Gather each line in the entries that includes the string "title".

[Recorded information Boundary: Start]

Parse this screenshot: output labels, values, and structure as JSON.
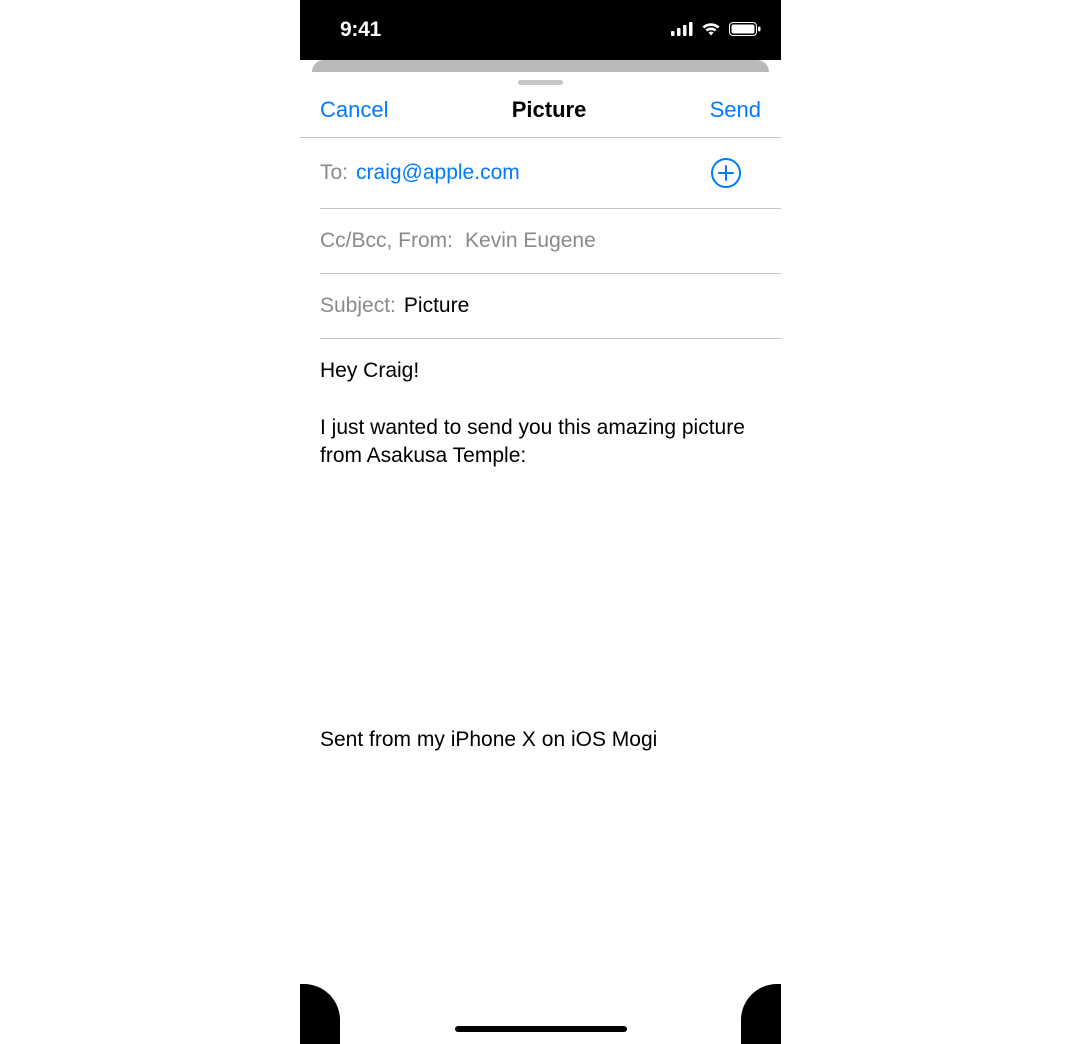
{
  "status": {
    "time": "9:41"
  },
  "nav": {
    "cancel": "Cancel",
    "title": "Picture",
    "send": "Send"
  },
  "to": {
    "label": "To:",
    "value": "craig@apple.com"
  },
  "ccbcc": {
    "label": "Cc/Bcc, From:",
    "value": "Kevin Eugene"
  },
  "subject": {
    "label": "Subject:",
    "value": "Picture"
  },
  "body": {
    "greeting": "Hey Craig!",
    "paragraph": "I just wanted to send you this amazing picture from Asakusa Temple:",
    "signature": "Sent from my iPhone X on iOS Mogi"
  }
}
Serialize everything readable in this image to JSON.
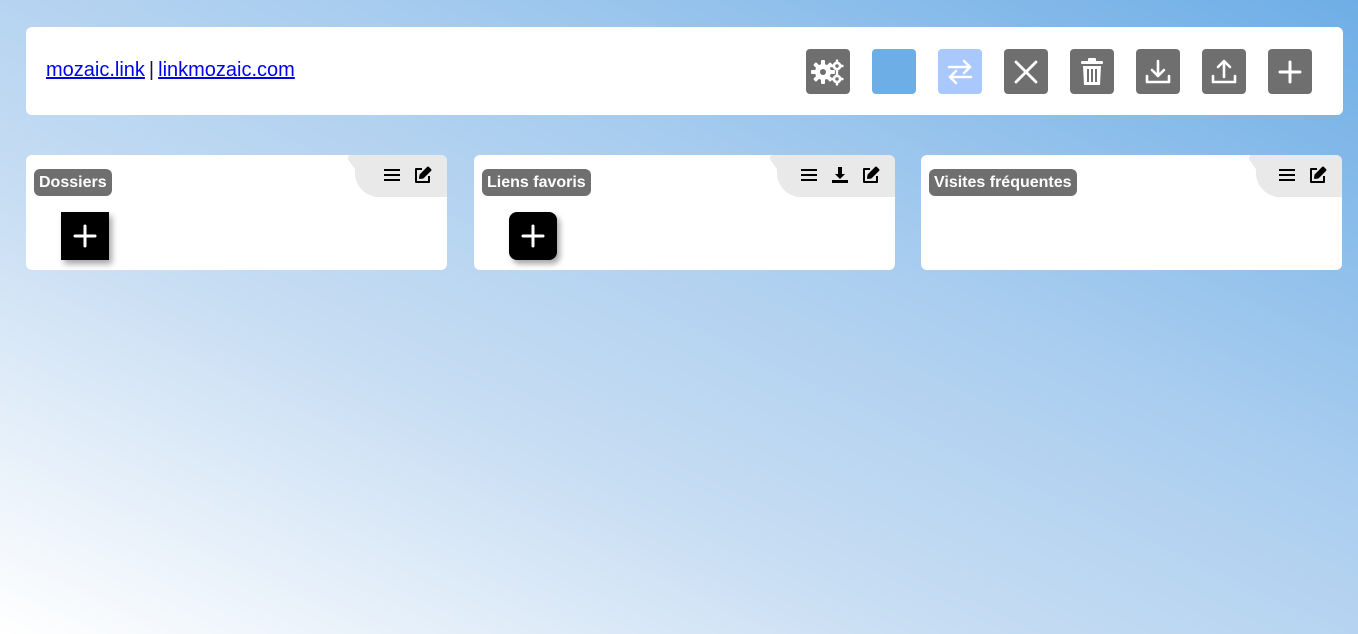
{
  "header": {
    "link1": "mozaic.link",
    "separator": "|",
    "link2": "linkmozaic.com"
  },
  "toolbar": {
    "buttons": [
      {
        "name": "settings-button",
        "icon": "gears-icon",
        "color": "#6f6f6f"
      },
      {
        "name": "color-button",
        "icon": "color-swatch",
        "color": "#6eaee6"
      },
      {
        "name": "swap-button",
        "icon": "swap-arrows-icon",
        "color": "#a9c8fb"
      },
      {
        "name": "close-button",
        "icon": "close-icon",
        "color": "#6f6f6f"
      },
      {
        "name": "delete-button",
        "icon": "trash-icon",
        "color": "#6f6f6f"
      },
      {
        "name": "download-button",
        "icon": "download-icon",
        "color": "#6f6f6f"
      },
      {
        "name": "upload-button",
        "icon": "upload-icon",
        "color": "#6f6f6f"
      },
      {
        "name": "add-button",
        "icon": "plus-icon",
        "color": "#6f6f6f"
      }
    ]
  },
  "widgets": [
    {
      "title": "Dossiers",
      "icons": [
        "menu-icon",
        "edit-icon"
      ],
      "has_add_tile": true
    },
    {
      "title": "Liens favoris",
      "icons": [
        "menu-icon",
        "download-icon",
        "edit-icon"
      ],
      "has_add_tile": true
    },
    {
      "title": "Visites fréquentes",
      "icons": [
        "menu-icon",
        "edit-icon"
      ],
      "has_add_tile": false
    }
  ],
  "colors": {
    "button_gray": "#6f6f6f",
    "accent_blue": "#6eaee6",
    "swap_blue": "#a9c8fb",
    "link": "#0000ee",
    "tab_gray": "#e9e9e9"
  }
}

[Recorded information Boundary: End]

Finished task
    "title": "Picture",
      "title": "Dossiers",
      "title": "Liens favoris",
      "title": "Visites fréquentes",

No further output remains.